Following our just completed General Election, let us investigate what local and international markets view about the results by peering into the Kenya shilling exchange rate against other currencies and what we can expect going forward.
The United States dollar decreased considerably over the past four months against the euro, British pound, and Swiss franc and slightly against the Japanese yen. The greenback’s decline stands in marked contrast with its rapid appreciation in 2016 into 2017.
The flood of demand for the dollar made it difficult for many central banks to shore up their own currencies. While the Kenyan shilling depreciated markedly against the dollar in prior years, our shilling did better than many other continental currencies during the 2016 into 2017 dollar strengthening as the dollar appreciated only slightly against the Kenyan Shilling in the same period.
Now, the US unemployment rate continues to decline, their equities markets hold at record levels, and GDP growth continues slowly but unabated.
So what precipitated the dollar’s recent decline? Typically equities and foreign exchange go hand-in-hand in that demand for equities generated from growth prospects usually lures international investors into a market thus propping up a currency. But in the United States now, one sees a booming equities market and a declining currency value at the same time.
The softening demand for the dollar originates from the return to stability and certainty in other world powerhouses along with political turmoil in America. The Chinese stock market has become more stable and not frightening off Chinese investors to the same degree as last year.
Japan persisted without major natural disasters weighing down government finances and global money laundering blacklisting from secrecy laws in Swiss banks was averted. No imminent euro crisis lingers in the clouds as in prior years and the European Central Bank is strengthening its monetary position.
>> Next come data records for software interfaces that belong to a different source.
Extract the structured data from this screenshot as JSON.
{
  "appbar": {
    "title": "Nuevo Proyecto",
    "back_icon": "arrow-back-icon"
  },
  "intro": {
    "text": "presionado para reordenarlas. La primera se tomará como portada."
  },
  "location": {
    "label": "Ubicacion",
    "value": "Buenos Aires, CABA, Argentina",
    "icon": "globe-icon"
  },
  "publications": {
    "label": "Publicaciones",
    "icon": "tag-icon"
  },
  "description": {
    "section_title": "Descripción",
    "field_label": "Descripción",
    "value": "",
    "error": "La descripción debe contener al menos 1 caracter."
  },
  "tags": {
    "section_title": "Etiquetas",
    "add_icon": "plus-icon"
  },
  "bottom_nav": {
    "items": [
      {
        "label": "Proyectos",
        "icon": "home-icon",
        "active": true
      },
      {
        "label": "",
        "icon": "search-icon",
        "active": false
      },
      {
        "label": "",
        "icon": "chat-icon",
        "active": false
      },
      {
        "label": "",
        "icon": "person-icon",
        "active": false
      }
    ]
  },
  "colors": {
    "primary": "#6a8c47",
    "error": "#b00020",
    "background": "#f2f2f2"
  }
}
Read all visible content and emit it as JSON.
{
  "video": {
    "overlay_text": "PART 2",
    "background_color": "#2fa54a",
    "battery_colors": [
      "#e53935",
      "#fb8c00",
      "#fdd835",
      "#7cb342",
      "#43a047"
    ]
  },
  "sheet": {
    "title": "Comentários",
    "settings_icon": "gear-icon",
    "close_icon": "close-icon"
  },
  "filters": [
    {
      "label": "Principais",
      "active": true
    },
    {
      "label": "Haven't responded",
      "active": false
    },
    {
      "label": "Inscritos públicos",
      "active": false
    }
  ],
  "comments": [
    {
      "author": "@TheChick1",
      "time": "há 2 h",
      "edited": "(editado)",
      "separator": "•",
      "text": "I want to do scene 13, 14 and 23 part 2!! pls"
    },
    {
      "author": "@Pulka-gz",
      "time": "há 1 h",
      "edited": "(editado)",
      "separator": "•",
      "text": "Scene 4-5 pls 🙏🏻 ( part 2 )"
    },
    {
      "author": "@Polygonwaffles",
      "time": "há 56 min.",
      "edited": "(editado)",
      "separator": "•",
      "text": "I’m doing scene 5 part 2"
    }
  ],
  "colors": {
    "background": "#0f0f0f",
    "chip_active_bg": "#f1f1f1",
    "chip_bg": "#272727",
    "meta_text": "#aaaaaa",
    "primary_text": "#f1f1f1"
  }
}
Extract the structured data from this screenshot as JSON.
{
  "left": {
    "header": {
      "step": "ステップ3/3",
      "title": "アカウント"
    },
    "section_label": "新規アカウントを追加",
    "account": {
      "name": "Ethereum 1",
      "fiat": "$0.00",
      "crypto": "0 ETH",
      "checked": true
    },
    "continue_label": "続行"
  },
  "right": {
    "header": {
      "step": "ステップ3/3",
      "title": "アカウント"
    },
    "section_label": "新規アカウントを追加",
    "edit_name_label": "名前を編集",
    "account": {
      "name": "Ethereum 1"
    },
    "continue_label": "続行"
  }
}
Amidst global stability, the United States conversely faces political turmoil from a wildly unpopular president and fears over fallout from the Russian election tampering collusion investigation raises uncertainty concerns.
Most recently, the US currency market shudders at the thought of a less than zero chance of nuclear war with loony repressive North Korea. Should Americans lament the decline in value against their currency? Absolutely not. The decline stands as great news for their country.
Many investors see the return of stability in other world markets as bringing some normalcy to demand for the dollar and the ability of America to increase badly needed exports.
The high dollar hindered companies that export, but helped consumers of imported goods thus increasing the balance of payment imbalance.
On our side, Kenyan businesses should expect modest declines in textiles, agricultural commodities, and other exports to the United States commensurate with the change.
Interestingly, the dollar has not declined markedly against many Sub-Saharan African currencies such as the South African Rand, Tanzanian Shilling, Ugandan Shilling, and our very own Kenyan Shilling.
Also, the Kenyan shilling remained constant against the South African rand, Tanzanian shilling, and the Ugandan shilling during the past month in the lead-up to and after our General Election.
Since the Kenyan shilling did not appreciate or depreciate dramatically against major or regional currencies since the election, the local and international markets therefore expected the overall outcome of our general election and did not expect major unrest.
Remember that US President Trump’s unexpected win shot the dollar up substantially because the markets did not expect it and the assumed commensurate corporate tax breaks a Republican administration might bring.
Conversely, the sharp decline in the British pound followed the shock Brexit vote. Markets react strongly when the unexpected happens. But meeting expectations yields calm investor responses.
No matter what political angle you hold, investors value stability and predictability. As Kenyans, we delivered exactly what investors expected thus far. Inasmuch, we should expect an increase in international investment since investor uncertainty abated after the elections and results did not deliver a positive or negative shock.
Given the also declining dollar, Kenyan firms could more easily court American investors now eager to take advantage of our higher GDP growth and our more stable currency in the current market.
Scott may be reached on scott@ScottProfessor.com or on Twitter: @ScottProfessor.